Work request ▸
Every line of the material must be set down again without alteration.

[[ Dataset entries open ]]

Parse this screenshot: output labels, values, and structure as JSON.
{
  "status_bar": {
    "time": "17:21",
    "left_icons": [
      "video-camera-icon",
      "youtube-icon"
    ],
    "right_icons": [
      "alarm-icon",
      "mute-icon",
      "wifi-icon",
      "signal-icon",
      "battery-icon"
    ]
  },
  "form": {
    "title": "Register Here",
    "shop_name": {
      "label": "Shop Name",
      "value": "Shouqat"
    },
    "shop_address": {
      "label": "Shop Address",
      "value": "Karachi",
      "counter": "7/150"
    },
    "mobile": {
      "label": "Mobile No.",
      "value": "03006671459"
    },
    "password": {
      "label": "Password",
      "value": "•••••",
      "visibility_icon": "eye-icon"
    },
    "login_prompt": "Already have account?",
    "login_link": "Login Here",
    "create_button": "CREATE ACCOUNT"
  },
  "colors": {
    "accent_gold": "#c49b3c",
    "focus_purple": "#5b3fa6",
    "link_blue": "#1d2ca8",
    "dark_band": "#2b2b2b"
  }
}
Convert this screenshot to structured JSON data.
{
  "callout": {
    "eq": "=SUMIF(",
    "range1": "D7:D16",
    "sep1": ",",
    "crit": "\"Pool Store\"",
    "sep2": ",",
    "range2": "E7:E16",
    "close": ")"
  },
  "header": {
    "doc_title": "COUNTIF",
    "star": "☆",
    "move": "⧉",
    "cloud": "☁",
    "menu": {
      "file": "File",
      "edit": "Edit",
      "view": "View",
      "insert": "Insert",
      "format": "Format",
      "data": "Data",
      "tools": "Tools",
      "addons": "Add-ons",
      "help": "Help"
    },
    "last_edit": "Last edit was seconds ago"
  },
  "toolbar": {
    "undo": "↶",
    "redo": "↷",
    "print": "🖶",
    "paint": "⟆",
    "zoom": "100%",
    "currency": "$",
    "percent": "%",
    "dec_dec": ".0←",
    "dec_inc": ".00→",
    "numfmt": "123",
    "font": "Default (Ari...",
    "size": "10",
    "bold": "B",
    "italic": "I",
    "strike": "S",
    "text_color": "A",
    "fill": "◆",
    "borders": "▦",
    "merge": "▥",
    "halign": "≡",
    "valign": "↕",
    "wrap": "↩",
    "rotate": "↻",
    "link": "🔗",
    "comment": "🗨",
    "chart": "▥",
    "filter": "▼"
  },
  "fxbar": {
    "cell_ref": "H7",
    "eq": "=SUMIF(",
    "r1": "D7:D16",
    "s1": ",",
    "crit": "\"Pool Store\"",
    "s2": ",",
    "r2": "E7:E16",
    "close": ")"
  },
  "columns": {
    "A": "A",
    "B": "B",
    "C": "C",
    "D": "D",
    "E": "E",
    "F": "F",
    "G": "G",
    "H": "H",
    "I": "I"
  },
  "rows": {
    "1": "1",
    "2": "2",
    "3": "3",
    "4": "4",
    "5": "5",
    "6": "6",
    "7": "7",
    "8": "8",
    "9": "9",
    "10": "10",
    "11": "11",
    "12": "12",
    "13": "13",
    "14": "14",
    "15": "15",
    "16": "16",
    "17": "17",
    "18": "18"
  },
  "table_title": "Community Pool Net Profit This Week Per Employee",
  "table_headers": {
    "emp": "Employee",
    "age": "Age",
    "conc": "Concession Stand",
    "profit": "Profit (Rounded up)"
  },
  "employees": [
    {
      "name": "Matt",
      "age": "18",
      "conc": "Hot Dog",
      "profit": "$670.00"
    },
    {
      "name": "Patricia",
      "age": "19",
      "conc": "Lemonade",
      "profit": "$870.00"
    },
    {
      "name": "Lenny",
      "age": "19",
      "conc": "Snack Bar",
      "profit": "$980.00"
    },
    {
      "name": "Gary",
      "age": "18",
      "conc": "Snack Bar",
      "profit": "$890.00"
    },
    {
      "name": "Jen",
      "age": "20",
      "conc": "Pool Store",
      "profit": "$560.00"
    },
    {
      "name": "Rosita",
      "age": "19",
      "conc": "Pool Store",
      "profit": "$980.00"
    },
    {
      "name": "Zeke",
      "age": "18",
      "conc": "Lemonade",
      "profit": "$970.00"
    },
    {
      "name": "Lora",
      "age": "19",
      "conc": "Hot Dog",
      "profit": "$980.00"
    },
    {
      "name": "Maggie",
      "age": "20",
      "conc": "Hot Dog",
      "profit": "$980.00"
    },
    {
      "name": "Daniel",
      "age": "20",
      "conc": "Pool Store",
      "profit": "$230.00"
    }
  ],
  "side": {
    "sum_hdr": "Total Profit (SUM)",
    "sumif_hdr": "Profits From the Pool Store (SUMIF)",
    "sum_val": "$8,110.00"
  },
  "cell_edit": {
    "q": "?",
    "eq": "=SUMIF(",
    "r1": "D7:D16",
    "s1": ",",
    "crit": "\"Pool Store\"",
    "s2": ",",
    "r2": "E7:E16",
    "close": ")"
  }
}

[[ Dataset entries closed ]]

Exercise solution ▸
Parse this screenshot: output labels, values, and structure as JSON.
{
  "status_bar": {
    "time": "17:21",
    "left_icons": [
      "video-camera-icon",
      "youtube-icon"
    ],
    "right_icons": [
      "alarm-icon",
      "mute-icon",
      "wifi-icon",
      "signal-icon",
      "battery-icon"
    ]
  },
  "form": {
    "title": "Register Here",
    "shop_name": {
      "label": "Shop Name",
      "value": "Shouqat"
    },
    "shop_address": {
      "label": "Shop Address",
      "value": "Karachi",
      "counter": "7/150"
    },
    "mobile": {
      "label": "Mobile No.",
      "value": "03006671459"
    },
    "password": {
      "label": "Password",
      "value": "•••••",
      "visibility_icon": "eye-icon"
    },
    "login_prompt": "Already have account?",
    "login_link": "Login Here",
    "create_button": "CREATE ACCOUNT"
  },
  "colors": {
    "accent_gold": "#c49b3c",
    "focus_purple": "#5b3fa6",
    "link_blue": "#1d2ca8",
    "dark_band": "#2b2b2b"
  }
}
Convert this screenshot to structured JSON data.
{
  "callout": {
    "eq": "=SUMIF(",
    "range1": "D7:D16",
    "sep1": ",",
    "crit": "\"Pool Store\"",
    "sep2": ",",
    "range2": "E7:E16",
    "close": ")"
  },
  "header": {
    "doc_title": "COUNTIF",
    "star": "☆",
    "move": "⧉",
    "cloud": "☁",
    "menu": {
      "file": "File",
      "edit": "Edit",
      "view": "View",
      "insert": "Insert",
      "format": "Format",
      "data": "Data",
      "tools": "Tools",
      "addons": "Add-ons",
      "help": "Help"
    },
    "last_edit": "Last edit was seconds ago"
  },
  "toolbar": {
    "undo": "↶",
    "redo": "↷",
    "print": "🖶",
    "paint": "⟆",
    "zoom": "100%",
    "currency": "$",
    "percent": "%",
    "dec_dec": ".0←",
    "dec_inc": ".00→",
    "numfmt": "123",
    "font": "Default (Ari...",
    "size": "10",
    "bold": "B",
    "italic": "I",
    "strike": "S",
    "text_color": "A",
    "fill": "◆",
    "borders": "▦",
    "merge": "▥",
    "halign": "≡",
    "valign": "↕",
    "wrap": "↩",
    "rotate": "↻",
    "link": "🔗",
    "comment": "🗨",
    "chart": "▥",
    "filter": "▼"
  },
  "fxbar": {
    "cell_ref": "H7",
    "eq": "=SUMIF(",
    "r1": "D7:D16",
    "s1": ",",
    "crit": "\"Pool Store\"",
    "s2": ",",
    "r2": "E7:E16",
    "close": ")"
  },
  "columns": {
    "A": "A",
    "B": "B",
    "C": "C",
    "D": "D",
    "E": "E",
    "F": "F",
    "G": "G",
    "H": "H",
    "I": "I"
  },
  "rows": {
    "1": "1",
    "2": "2",
    "3": "3",
    "4": "4",
    "5": "5",
    "6": "6",
    "7": "7",
    "8": "8",
    "9": "9",
    "10": "10",
    "11": "11",
    "12": "12",
    "13": "13",
    "14": "14",
    "15": "15",
    "16": "16",
    "17": "17",
    "18": "18"
  },
  "table_title": "Community Pool Net Profit This Week Per Employee",
  "table_headers": {
    "emp": "Employee",
    "age": "Age",
    "conc": "Concession Stand",
    "profit": "Profit (Rounded up)"
  },
  "employees": [
    {
      "name": "Matt",
      "age": "18",
      "conc": "Hot Dog",
      "profit": "$670.00"
    },
    {
      "name": "Patricia",
      "age": "19",
      "conc": "Lemonade",
      "profit": "$870.00"
    },
    {
      "name": "Lenny",
      "age": "19",
      "conc": "Snack Bar",
      "profit": "$980.00"
    },
    {
      "name": "Gary",
      "age": "18",
      "conc": "Snack Bar",
      "profit": "$890.00"
    },
    {
      "name": "Jen",
      "age": "20",
      "conc": "Pool Store",
      "profit": "$560.00"
    },
    {
      "name": "Rosita",
      "age": "19",
      "conc": "Pool Store",
      "profit": "$980.00"
    },
    {
      "name": "Zeke",
      "age": "18",
      "conc": "Lemonade",
      "profit": "$970.00"
    },
    {
      "name": "Lora",
      "age": "19",
      "conc": "Hot Dog",
      "profit": "$980.00"
    },
    {
      "name": "Maggie",
      "age": "20",
      "conc": "Hot Dog",
      "profit": "$980.00"
    },
    {
      "name": "Daniel",
      "age": "20",
      "conc": "Pool Store",
      "profit": "$230.00"
    }
  ],
  "side": {
    "sum_hdr": "Total Profit (SUM)",
    "sumif_hdr": "Profits From the Pool Store (SUMIF)",
    "sum_val": "$8,110.00"
  },
  "cell_edit": {
    "q": "?",
    "eq": "=SUMIF(",
    "r1": "D7:D16",
    "s1": ",",
    "crit": "\"Pool Store\"",
    "s2": ",",
    "r2": "E7:E16",
    "close": ")"
  }
}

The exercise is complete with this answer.